- **Provided records**:
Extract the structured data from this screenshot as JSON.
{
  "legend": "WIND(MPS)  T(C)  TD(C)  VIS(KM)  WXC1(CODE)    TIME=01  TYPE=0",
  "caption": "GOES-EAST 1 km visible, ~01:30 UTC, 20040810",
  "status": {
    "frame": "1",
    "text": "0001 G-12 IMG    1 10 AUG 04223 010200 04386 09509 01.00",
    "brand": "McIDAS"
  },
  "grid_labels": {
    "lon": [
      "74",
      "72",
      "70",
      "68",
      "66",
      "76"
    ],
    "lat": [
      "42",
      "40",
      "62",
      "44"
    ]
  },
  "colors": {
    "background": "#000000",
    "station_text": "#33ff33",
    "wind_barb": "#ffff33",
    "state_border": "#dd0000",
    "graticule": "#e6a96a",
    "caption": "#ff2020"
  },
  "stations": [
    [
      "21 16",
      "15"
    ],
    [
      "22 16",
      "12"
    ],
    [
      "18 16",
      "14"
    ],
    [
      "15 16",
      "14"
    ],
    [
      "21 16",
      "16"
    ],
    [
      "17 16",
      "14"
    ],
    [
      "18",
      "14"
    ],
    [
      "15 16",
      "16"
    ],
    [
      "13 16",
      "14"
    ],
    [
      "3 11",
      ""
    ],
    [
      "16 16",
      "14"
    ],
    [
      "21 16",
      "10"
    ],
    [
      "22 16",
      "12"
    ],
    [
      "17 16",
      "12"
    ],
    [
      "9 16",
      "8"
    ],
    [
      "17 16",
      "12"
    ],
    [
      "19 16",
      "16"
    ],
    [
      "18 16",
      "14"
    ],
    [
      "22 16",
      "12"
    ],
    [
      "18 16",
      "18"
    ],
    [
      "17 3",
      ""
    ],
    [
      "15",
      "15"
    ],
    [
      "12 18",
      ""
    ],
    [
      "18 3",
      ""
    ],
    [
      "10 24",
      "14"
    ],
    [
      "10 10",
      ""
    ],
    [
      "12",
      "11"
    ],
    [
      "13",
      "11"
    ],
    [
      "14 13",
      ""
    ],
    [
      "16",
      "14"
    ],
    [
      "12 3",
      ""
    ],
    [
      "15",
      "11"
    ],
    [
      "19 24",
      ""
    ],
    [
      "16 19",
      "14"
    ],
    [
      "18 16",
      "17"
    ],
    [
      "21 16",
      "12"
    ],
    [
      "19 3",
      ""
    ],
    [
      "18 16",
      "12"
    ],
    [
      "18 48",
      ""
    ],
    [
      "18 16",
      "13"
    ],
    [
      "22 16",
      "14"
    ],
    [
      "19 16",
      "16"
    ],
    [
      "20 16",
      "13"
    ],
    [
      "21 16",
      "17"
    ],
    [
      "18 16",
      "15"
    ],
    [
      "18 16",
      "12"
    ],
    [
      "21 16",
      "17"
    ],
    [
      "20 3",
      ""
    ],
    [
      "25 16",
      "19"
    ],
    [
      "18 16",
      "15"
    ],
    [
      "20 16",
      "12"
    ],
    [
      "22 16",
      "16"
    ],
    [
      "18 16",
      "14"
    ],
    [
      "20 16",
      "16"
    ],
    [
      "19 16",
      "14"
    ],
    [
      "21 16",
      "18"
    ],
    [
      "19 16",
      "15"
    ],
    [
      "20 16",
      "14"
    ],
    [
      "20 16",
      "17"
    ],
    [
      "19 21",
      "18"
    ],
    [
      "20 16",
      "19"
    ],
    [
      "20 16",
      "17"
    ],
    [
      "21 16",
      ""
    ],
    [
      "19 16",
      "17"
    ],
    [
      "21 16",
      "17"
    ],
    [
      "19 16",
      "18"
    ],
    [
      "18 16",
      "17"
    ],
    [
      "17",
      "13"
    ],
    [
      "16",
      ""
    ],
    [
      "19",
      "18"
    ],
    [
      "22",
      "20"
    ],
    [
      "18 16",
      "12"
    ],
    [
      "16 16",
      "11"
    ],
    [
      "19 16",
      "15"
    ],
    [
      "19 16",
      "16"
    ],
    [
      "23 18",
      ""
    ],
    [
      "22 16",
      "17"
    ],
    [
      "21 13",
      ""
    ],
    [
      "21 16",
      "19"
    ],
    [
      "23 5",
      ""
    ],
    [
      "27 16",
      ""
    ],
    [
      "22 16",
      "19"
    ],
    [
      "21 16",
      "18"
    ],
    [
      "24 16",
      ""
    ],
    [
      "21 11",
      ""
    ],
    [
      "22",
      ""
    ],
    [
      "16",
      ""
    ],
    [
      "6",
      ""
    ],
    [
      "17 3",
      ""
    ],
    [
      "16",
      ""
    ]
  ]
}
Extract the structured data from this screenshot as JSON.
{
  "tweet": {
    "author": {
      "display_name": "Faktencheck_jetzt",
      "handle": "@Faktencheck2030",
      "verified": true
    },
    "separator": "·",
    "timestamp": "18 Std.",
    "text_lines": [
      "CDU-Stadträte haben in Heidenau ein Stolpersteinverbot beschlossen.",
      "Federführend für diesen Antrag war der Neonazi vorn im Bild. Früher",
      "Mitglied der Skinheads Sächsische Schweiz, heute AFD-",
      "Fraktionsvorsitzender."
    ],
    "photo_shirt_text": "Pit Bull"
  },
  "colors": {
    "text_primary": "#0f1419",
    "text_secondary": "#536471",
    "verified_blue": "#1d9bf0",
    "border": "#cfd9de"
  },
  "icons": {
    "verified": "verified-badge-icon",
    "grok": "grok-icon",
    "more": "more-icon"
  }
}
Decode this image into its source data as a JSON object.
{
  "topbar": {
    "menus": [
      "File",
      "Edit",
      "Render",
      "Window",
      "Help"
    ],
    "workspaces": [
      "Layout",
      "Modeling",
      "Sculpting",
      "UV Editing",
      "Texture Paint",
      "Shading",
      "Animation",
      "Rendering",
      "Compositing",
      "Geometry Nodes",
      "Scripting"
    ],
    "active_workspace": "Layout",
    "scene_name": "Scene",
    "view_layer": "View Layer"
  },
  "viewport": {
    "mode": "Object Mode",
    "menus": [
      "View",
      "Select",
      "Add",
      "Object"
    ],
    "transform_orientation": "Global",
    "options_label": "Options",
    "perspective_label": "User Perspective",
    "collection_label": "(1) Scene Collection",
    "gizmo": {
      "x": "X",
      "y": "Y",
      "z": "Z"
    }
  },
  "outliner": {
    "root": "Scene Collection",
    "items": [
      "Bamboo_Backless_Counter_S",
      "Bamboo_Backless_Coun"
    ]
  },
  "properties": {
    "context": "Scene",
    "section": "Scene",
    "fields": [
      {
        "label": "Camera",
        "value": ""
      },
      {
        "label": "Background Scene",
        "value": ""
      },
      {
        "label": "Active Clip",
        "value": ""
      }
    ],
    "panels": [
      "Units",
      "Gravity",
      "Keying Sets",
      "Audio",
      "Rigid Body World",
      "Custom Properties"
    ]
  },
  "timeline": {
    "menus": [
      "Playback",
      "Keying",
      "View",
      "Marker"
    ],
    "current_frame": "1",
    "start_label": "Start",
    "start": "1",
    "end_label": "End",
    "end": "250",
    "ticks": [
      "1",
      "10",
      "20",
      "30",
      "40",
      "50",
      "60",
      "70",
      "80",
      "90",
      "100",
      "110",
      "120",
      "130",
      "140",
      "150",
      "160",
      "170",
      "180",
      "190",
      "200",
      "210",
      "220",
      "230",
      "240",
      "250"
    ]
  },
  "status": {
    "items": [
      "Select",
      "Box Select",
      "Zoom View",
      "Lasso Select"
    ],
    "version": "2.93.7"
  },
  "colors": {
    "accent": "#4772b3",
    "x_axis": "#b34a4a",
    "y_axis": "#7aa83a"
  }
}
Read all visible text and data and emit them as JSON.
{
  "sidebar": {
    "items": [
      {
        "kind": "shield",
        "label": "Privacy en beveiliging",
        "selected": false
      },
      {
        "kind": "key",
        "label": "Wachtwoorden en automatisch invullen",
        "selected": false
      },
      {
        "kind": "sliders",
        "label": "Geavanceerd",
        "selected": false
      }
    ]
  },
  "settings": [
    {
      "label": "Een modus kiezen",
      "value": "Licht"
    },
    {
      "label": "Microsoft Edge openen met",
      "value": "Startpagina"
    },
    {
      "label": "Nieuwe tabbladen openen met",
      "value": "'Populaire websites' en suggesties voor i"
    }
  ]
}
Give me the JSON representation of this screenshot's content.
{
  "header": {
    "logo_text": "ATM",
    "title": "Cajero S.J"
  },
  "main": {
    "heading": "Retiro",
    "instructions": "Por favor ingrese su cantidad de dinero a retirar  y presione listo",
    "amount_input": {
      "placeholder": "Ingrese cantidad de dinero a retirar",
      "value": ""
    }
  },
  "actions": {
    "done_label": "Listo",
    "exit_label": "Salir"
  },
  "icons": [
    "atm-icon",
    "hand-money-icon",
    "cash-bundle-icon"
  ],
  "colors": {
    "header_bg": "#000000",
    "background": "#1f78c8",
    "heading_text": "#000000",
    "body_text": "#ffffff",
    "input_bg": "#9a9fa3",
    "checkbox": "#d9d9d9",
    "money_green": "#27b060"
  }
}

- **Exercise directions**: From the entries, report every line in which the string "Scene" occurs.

- **Solution**:
    "scene_name": "Scene",
    "collection_label": "(1) Scene Collection",
    "root": "Scene Collection",
    "context": "Scene",
    "section": "Scene",
        "label": "Background Scene",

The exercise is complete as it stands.